### Records for the exercise
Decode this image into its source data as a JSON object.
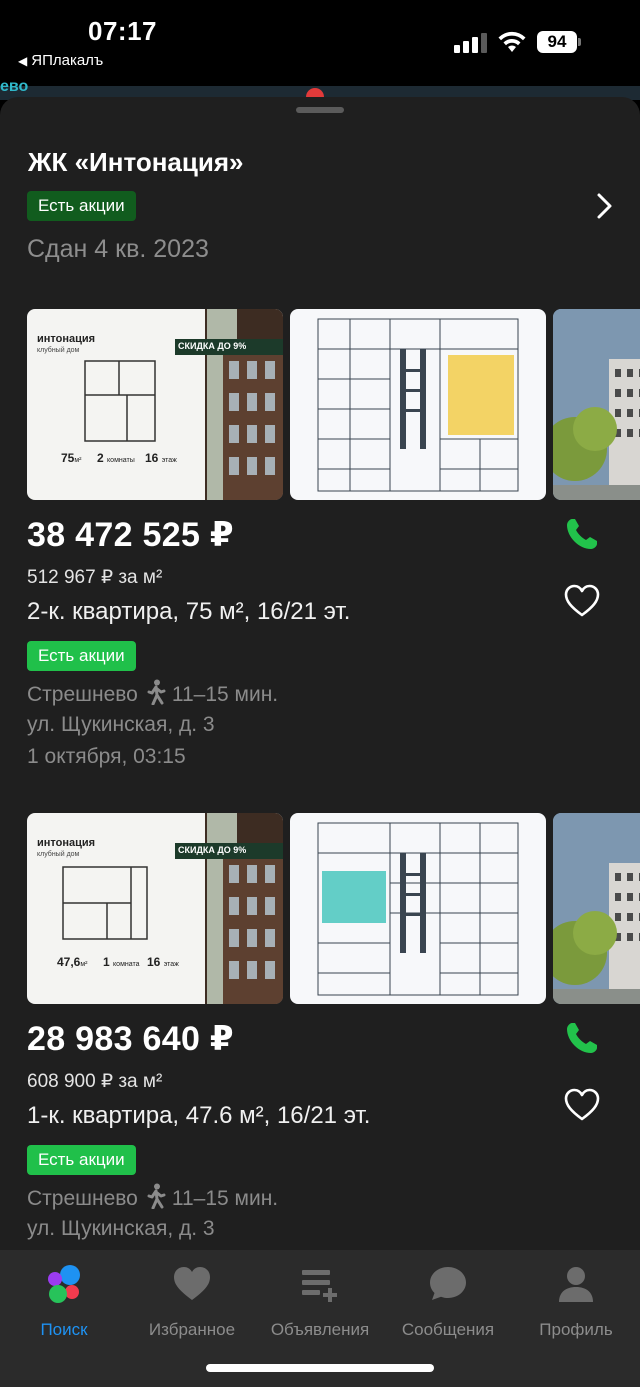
{
  "status_bar": {
    "time": "07:17",
    "back_app": "ЯПлакалъ",
    "battery": "94"
  },
  "map": {
    "label": "ево"
  },
  "complex": {
    "title": "ЖК «Интонация»",
    "badge": "Есть акции",
    "status": "Сдан 4 кв. 2023"
  },
  "listings": [
    {
      "promo": {
        "brand": "интонация",
        "sub": "клубный дом",
        "discount": "СКИДКА ДО 9%",
        "area": "75",
        "area_unit": "м²",
        "rooms": "2",
        "rooms_label": "комнаты",
        "floor": "16",
        "floor_label": "этаж"
      },
      "price": "38 472 525 ₽",
      "price_per_m2": "512 967 ₽ за м²",
      "description": "2-к. квартира, 75 м², 16/21 эт.",
      "badge": "Есть акции",
      "metro": "Стрешнево",
      "walk_time": "11–15 мин.",
      "address": "ул. Щукинская, д. 3",
      "date": "1 октября, 03:15",
      "highlight_color": "#f2cd4a"
    },
    {
      "promo": {
        "brand": "интонация",
        "sub": "клубный дом",
        "discount": "СКИДКА ДО 9%",
        "area": "47,6",
        "area_unit": "м²",
        "rooms": "1",
        "rooms_label": "комната",
        "floor": "16",
        "floor_label": "этаж"
      },
      "price": "28 983 640 ₽",
      "price_per_m2": "608 900 ₽ за м²",
      "description": "1-к. квартира, 47.6 м², 16/21 эт.",
      "badge": "Есть акции",
      "metro": "Стрешнево",
      "walk_time": "11–15 мин.",
      "address": "ул. Щукинская, д. 3",
      "highlight_color": "#49c7bd"
    }
  ],
  "tabs": [
    {
      "label": "Поиск",
      "icon": "search-dots-icon",
      "active": true
    },
    {
      "label": "Избранное",
      "icon": "heart-icon",
      "active": false
    },
    {
      "label": "Объявления",
      "icon": "add-listing-icon",
      "active": false
    },
    {
      "label": "Сообщения",
      "icon": "chat-bubble-icon",
      "active": false
    },
    {
      "label": "Профиль",
      "icon": "profile-icon",
      "active": false
    }
  ],
  "colors": {
    "accent": "#1e92f2",
    "deal_green": "#20c04a",
    "dark_green": "#115c1e",
    "sheet_bg": "#1f1f1f"
  }
}
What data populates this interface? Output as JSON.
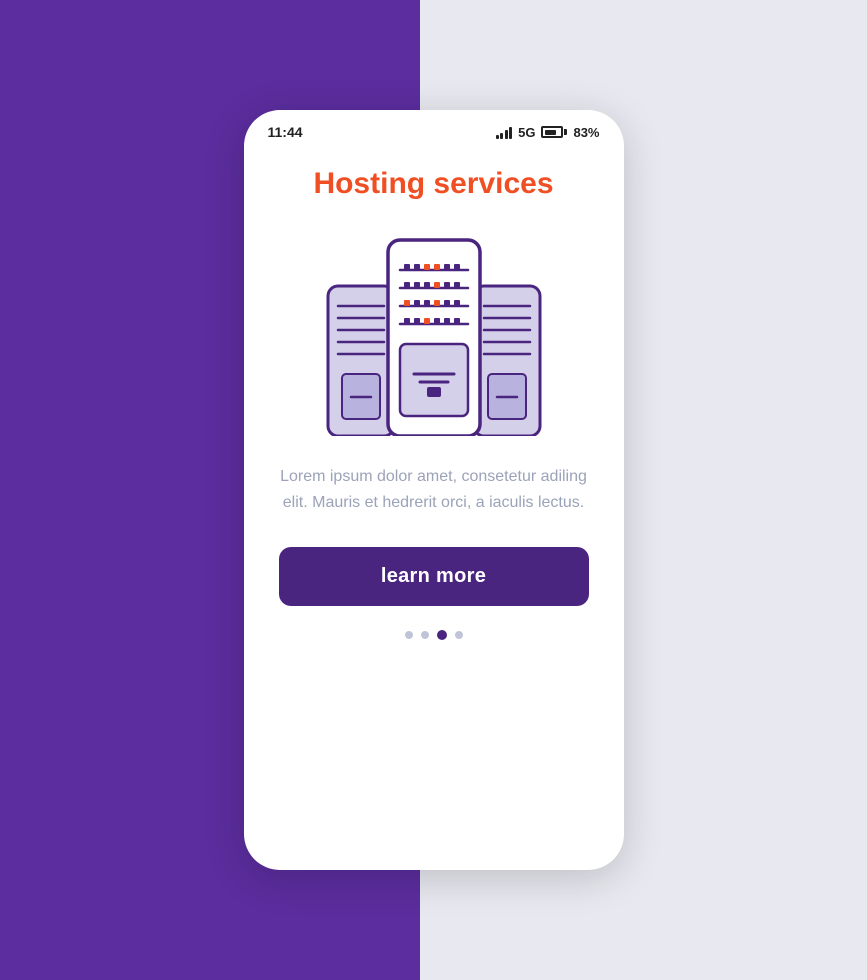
{
  "background": {
    "left_color": "#5b2d9e",
    "right_color": "#e8e8f0"
  },
  "status_bar": {
    "time": "11:44",
    "network": "5G",
    "battery_percent": "83%"
  },
  "content": {
    "title": "Hosting services",
    "description": "Lorem ipsum dolor amet, consetetur adiling elit. Mauris et hedrerit orci, a iaculis lectus.",
    "button_label": "learn more"
  },
  "dots": {
    "count": 4,
    "active_index": 2
  },
  "colors": {
    "title": "#f04e23",
    "button_bg": "#4a2580",
    "button_text": "#ffffff",
    "description": "#9ba3b8",
    "server_primary": "#4a2580",
    "server_secondary": "#d4d0ea",
    "server_accent": "#f04e23"
  }
}
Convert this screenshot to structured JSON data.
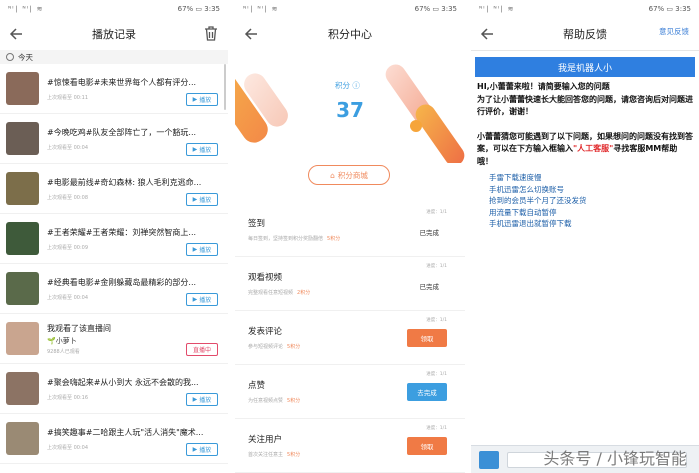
{
  "status": {
    "left_signal": "ᴺᴵ∣ᴺᴵ∣ ≈",
    "battery_text": "67%",
    "time": "3:35"
  },
  "playback": {
    "title": "播放记录",
    "today_label": "今天",
    "items": [
      {
        "title": "#惊悚看电影#未来世界每个人都有评分...",
        "sub": "上次观看至 00:11",
        "button": "播放",
        "thumb_color": "#8a6a5a"
      },
      {
        "title": "#今晚吃鸡#队友全部阵亡了，一个豁玩...",
        "sub": "上次观看至 00:04",
        "button": "播放",
        "thumb_color": "#6b5e55"
      },
      {
        "title": "#电影最前线#奇幻森林: 狼人毛利克逃命...",
        "sub": "上次观看至 00:08",
        "button": "播放",
        "thumb_color": "#7c6e4a"
      },
      {
        "title": "#王者荣耀#王者荣耀：刘禅突然智商上...",
        "sub": "上次观看至 00:09",
        "button": "播放",
        "thumb_color": "#3e5a3a"
      },
      {
        "title": "#经典看电影#金刚躲藏岛最精彩的部分...",
        "sub": "上次观看至 00:04",
        "button": "播放",
        "thumb_color": "#5a6a4a"
      },
      {
        "title": "我观看了该直播间",
        "extra": "🌱小萝卜",
        "sub": "9288人已观看",
        "button": "直播中",
        "thumb_color": "#c9a58f",
        "live": true
      },
      {
        "title": "#聚会嗨起来#从小到大 永远不会散的我...",
        "sub": "上次观看至 00:16",
        "button": "播放",
        "thumb_color": "#8c7364"
      },
      {
        "title": "#搞笑趣事#二哈跟主人玩\"活人消失\"魔术...",
        "sub": "上次观看至 00:04",
        "button": "播放",
        "thumb_color": "#9a8a74"
      }
    ]
  },
  "points": {
    "title": "积分中心",
    "points_label": "积分 ⓘ",
    "points_value": "37",
    "mall_button": "积分商城",
    "tasks": [
      {
        "name": "签到",
        "desc": "每日签到，坚持签到积分奖励翻倍",
        "pts": "5积分",
        "progress": "进度：1/1",
        "status": "已完成"
      },
      {
        "name": "观看视频",
        "desc": "完整观看任意短视频",
        "pts": "2积分",
        "progress": "进度：1/1",
        "status": "已完成"
      },
      {
        "name": "发表评论",
        "desc": "参与短视频评论",
        "pts": "5积分",
        "progress": "进度：1/1",
        "button": "领取",
        "button_color": "#f07a45"
      },
      {
        "name": "点赞",
        "desc": "为任意视频点赞",
        "pts": "5积分",
        "progress": "进度：1/1",
        "button": "去完成",
        "button_color": "#3c9ee0"
      },
      {
        "name": "关注用户",
        "desc": "首次关注任意主",
        "pts": "5积分",
        "progress": "进度：1/1",
        "button": "领取",
        "button_color": "#f07a45"
      }
    ]
  },
  "help": {
    "title": "帮助反馈",
    "right_link": "意见反馈",
    "robot_banner": "我是机器人小",
    "intro": "HI,小蕾蕾来啦！请简要输入您的问题\n为了让小蕾蕾快速长大能回答您的问题，请您咨询后对问题进行评价，谢谢！",
    "guess_prefix": "小蕾蕾猜您可能遇到了以下问题，如果想问的问题没有找到答案，可以在下方输入框输入",
    "guess_highlight": "\"人工客服\"",
    "guess_suffix": "寻找客服MM帮助哦！",
    "links": [
      "手雷下载速度慢",
      "手机迅雷怎么切换账号",
      "抢到的会员半个月了还没发货",
      "用流量下载自动暂停",
      "手机迅雷退出就暂停下载"
    ],
    "watermark": "头条号 / 小锋玩智能"
  }
}
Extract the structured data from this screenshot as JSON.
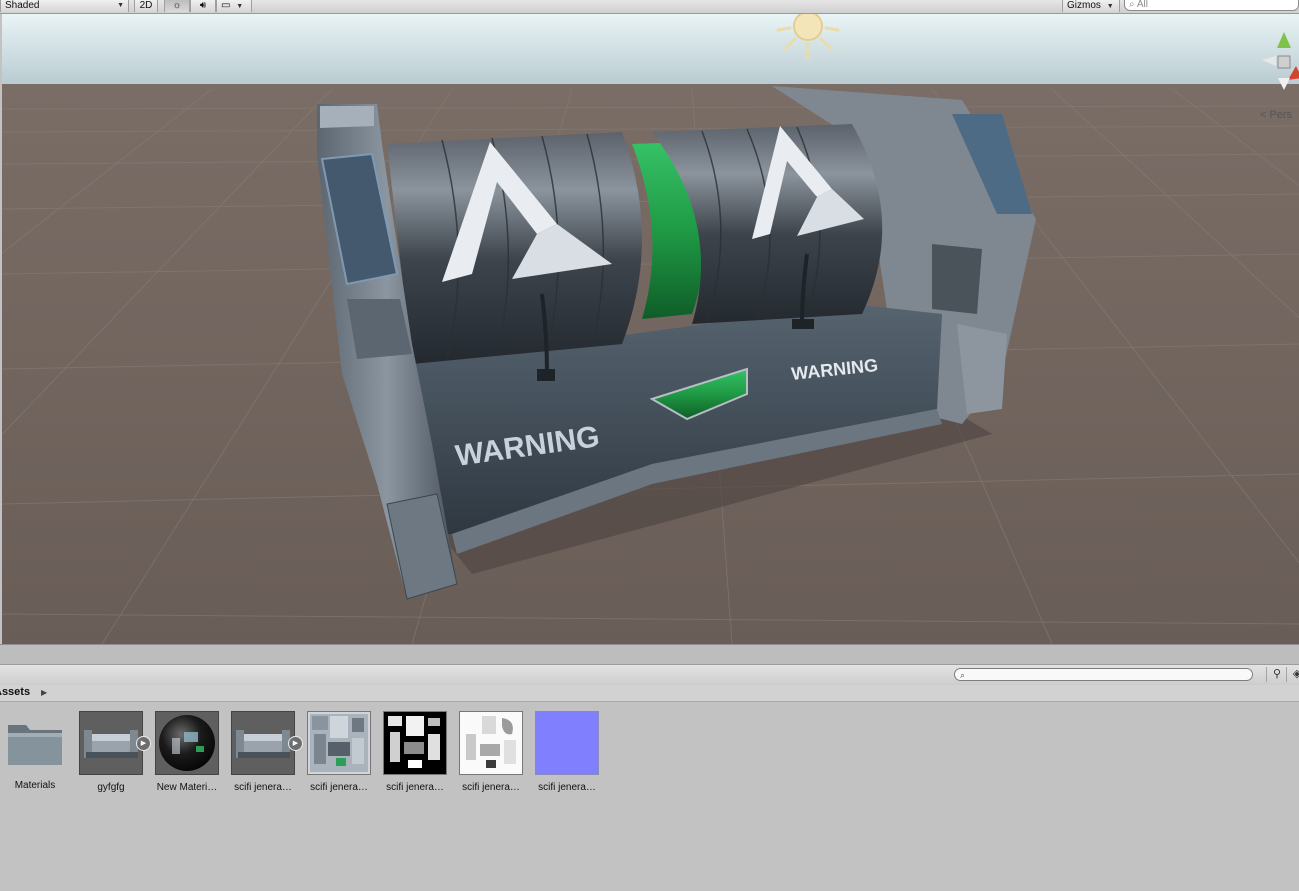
{
  "scene_toolbar": {
    "draw_mode": "Shaded",
    "mode_2d": "2D",
    "gizmos": "Gizmos",
    "search_placeholder": "All",
    "icons": [
      "sun-lighting-icon",
      "audio-icon",
      "image-effects-icon"
    ]
  },
  "viewport": {
    "projection_label": "Pers",
    "model_text_front": "WARNING",
    "model_text_side": "WARNING",
    "colors": {
      "sky": "#d8e8ec",
      "ground": "#6d615b",
      "green_accent": "#1f9a45"
    }
  },
  "project": {
    "breadcrumb": "Assets",
    "assets": [
      {
        "label": "Materials",
        "type": "folder"
      },
      {
        "label": "gyfgfg",
        "type": "model"
      },
      {
        "label": "New Materi…",
        "type": "material"
      },
      {
        "label": "scifi jenera…",
        "type": "model"
      },
      {
        "label": "scifi jenera…",
        "type": "texture-albedo"
      },
      {
        "label": "scifi jenera…",
        "type": "texture-mask"
      },
      {
        "label": "scifi jenera…",
        "type": "texture-ao"
      },
      {
        "label": "scifi jenera…",
        "type": "texture-normal"
      }
    ]
  }
}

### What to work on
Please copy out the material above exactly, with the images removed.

### Solution
Decode this image into its source data as a JSON object.
{
  "status_bar": {
    "time": "07:17",
    "back_app": "ЯПлакалъ",
    "battery": "94"
  },
  "map": {
    "label": "ево"
  },
  "complex": {
    "title": "ЖК «Интонация»",
    "badge": "Есть акции",
    "status": "Сдан 4 кв. 2023"
  },
  "listings": [
    {
      "promo": {
        "brand": "интонация",
        "sub": "клубный дом",
        "discount": "СКИДКА ДО 9%",
        "area": "75",
        "area_unit": "м²",
        "rooms": "2",
        "rooms_label": "комнаты",
        "floor": "16",
        "floor_label": "этаж"
      },
      "price": "38 472 525 ₽",
      "price_per_m2": "512 967 ₽ за м²",
      "description": "2-к. квартира, 75 м², 16/21 эт.",
      "badge": "Есть акции",
      "metro": "Стрешнево",
      "walk_time": "11–15 мин.",
      "address": "ул. Щукинская, д. 3",
      "date": "1 октября, 03:15",
      "highlight_color": "#f2cd4a"
    },
    {
      "promo": {
        "brand": "интонация",
        "sub": "клубный дом",
        "discount": "СКИДКА ДО 9%",
        "area": "47,6",
        "area_unit": "м²",
        "rooms": "1",
        "rooms_label": "комната",
        "floor": "16",
        "floor_label": "этаж"
      },
      "price": "28 983 640 ₽",
      "price_per_m2": "608 900 ₽ за м²",
      "description": "1-к. квартира, 47.6 м², 16/21 эт.",
      "badge": "Есть акции",
      "metro": "Стрешнево",
      "walk_time": "11–15 мин.",
      "address": "ул. Щукинская, д. 3",
      "highlight_color": "#49c7bd"
    }
  ],
  "tabs": [
    {
      "label": "Поиск",
      "icon": "search-dots-icon",
      "active": true
    },
    {
      "label": "Избранное",
      "icon": "heart-icon",
      "active": false
    },
    {
      "label": "Объявления",
      "icon": "add-listing-icon",
      "active": false
    },
    {
      "label": "Сообщения",
      "icon": "chat-bubble-icon",
      "active": false
    },
    {
      "label": "Профиль",
      "icon": "profile-icon",
      "active": false
    }
  ],
  "colors": {
    "accent": "#1e92f2",
    "deal_green": "#20c04a",
    "dark_green": "#115c1e",
    "sheet_bg": "#1f1f1f"
  }
}
What data populates this interface? Output as JSON.
{
  "background": {
    "left_color": "#5b2d9e",
    "right_color": "#e8e8f0"
  },
  "status_bar": {
    "time": "11:44",
    "network": "5G",
    "battery_percent": "83%"
  },
  "content": {
    "title": "Hosting services",
    "description": "Lorem ipsum dolor amet, consetetur adiling elit. Mauris et hedrerit orci, a iaculis lectus.",
    "button_label": "learn more"
  },
  "dots": {
    "count": 4,
    "active_index": 2
  },
  "colors": {
    "title": "#f04e23",
    "button_bg": "#4a2580",
    "button_text": "#ffffff",
    "description": "#9ba3b8",
    "server_primary": "#4a2580",
    "server_secondary": "#d4d0ea",
    "server_accent": "#f04e23"
  }
}
Convert this screenshot to structured JSON data.
{
  "status": {
    "left_signal": "ᴺᴵ∣ᴺᴵ∣ ≈",
    "battery_text": "67%",
    "time": "3:35"
  },
  "playback": {
    "title": "播放记录",
    "today_label": "今天",
    "items": [
      {
        "title": "#惊悚看电影#未来世界每个人都有评分...",
        "sub": "上次观看至 00:11",
        "button": "播放",
        "thumb_color": "#8a6a5a"
      },
      {
        "title": "#今晚吃鸡#队友全部阵亡了，一个豁玩...",
        "sub": "上次观看至 00:04",
        "button": "播放",
        "thumb_color": "#6b5e55"
      },
      {
        "title": "#电影最前线#奇幻森林: 狼人毛利克逃命...",
        "sub": "上次观看至 00:08",
        "button": "播放",
        "thumb_color": "#7c6e4a"
      },
      {
        "title": "#王者荣耀#王者荣耀：刘禅突然智商上...",
        "sub": "上次观看至 00:09",
        "button": "播放",
        "thumb_color": "#3e5a3a"
      },
      {
        "title": "#经典看电影#金刚躲藏岛最精彩的部分...",
        "sub": "上次观看至 00:04",
        "button": "播放",
        "thumb_color": "#5a6a4a"
      },
      {
        "title": "我观看了该直播间",
        "extra": "🌱小萝卜",
        "sub": "9288人已观看",
        "button": "直播中",
        "thumb_color": "#c9a58f",
        "live": true
      },
      {
        "title": "#聚会嗨起来#从小到大 永远不会散的我...",
        "sub": "上次观看至 00:16",
        "button": "播放",
        "thumb_color": "#8c7364"
      },
      {
        "title": "#搞笑趣事#二哈跟主人玩\"活人消失\"魔术...",
        "sub": "上次观看至 00:04",
        "button": "播放",
        "thumb_color": "#9a8a74"
      }
    ]
  },
  "points": {
    "title": "积分中心",
    "points_label": "积分 ⓘ",
    "points_value": "37",
    "mall_button": "积分商城",
    "tasks": [
      {
        "name": "签到",
        "desc": "每日签到，坚持签到积分奖励翻倍",
        "pts": "5积分",
        "progress": "进度：1/1",
        "status": "已完成"
      },
      {
        "name": "观看视频",
        "desc": "完整观看任意短视频",
        "pts": "2积分",
        "progress": "进度：1/1",
        "status": "已完成"
      },
      {
        "name": "发表评论",
        "desc": "参与短视频评论",
        "pts": "5积分",
        "progress": "进度：1/1",
        "button": "领取",
        "button_color": "#f07a45"
      },
      {
        "name": "点赞",
        "desc": "为任意视频点赞",
        "pts": "5积分",
        "progress": "进度：1/1",
        "button": "去完成",
        "button_color": "#3c9ee0"
      },
      {
        "name": "关注用户",
        "desc": "首次关注任意主",
        "pts": "5积分",
        "progress": "进度：1/1",
        "button": "领取",
        "button_color": "#f07a45"
      }
    ]
  },
  "help": {
    "title": "帮助反馈",
    "right_link": "意见反馈",
    "robot_banner": "我是机器人小",
    "intro": "HI,小蕾蕾来啦！请简要输入您的问题\n为了让小蕾蕾快速长大能回答您的问题，请您咨询后对问题进行评价，谢谢！",
    "guess_prefix": "小蕾蕾猜您可能遇到了以下问题，如果想问的问题没有找到答案，可以在下方输入框输入",
    "guess_highlight": "\"人工客服\"",
    "guess_suffix": "寻找客服MM帮助哦！",
    "links": [
      "手雷下载速度慢",
      "手机迅雷怎么切换账号",
      "抢到的会员半个月了还没发货",
      "用流量下载自动暂停",
      "手机迅雷退出就暂停下载"
    ],
    "watermark": "头条号 / 小锋玩智能"
  }
}
Extract the structured data from this screenshot as JSON.
{
  "scene_toolbar": {
    "draw_mode": "Shaded",
    "mode_2d": "2D",
    "gizmos": "Gizmos",
    "search_placeholder": "All",
    "icons": [
      "sun-lighting-icon",
      "audio-icon",
      "image-effects-icon"
    ]
  },
  "viewport": {
    "projection_label": "Pers",
    "model_text_front": "WARNING",
    "model_text_side": "WARNING",
    "colors": {
      "sky": "#d8e8ec",
      "ground": "#6d615b",
      "green_accent": "#1f9a45"
    }
  },
  "project": {
    "breadcrumb": "Assets",
    "assets": [
      {
        "label": "Materials",
        "type": "folder"
      },
      {
        "label": "gyfgfg",
        "type": "model"
      },
      {
        "label": "New Materi…",
        "type": "material"
      },
      {
        "label": "scifi jenera…",
        "type": "model"
      },
      {
        "label": "scifi jenera…",
        "type": "texture-albedo"
      },
      {
        "label": "scifi jenera…",
        "type": "texture-mask"
      },
      {
        "label": "scifi jenera…",
        "type": "texture-ao"
      },
      {
        "label": "scifi jenera…",
        "type": "texture-normal"
      }
    ]
  }
}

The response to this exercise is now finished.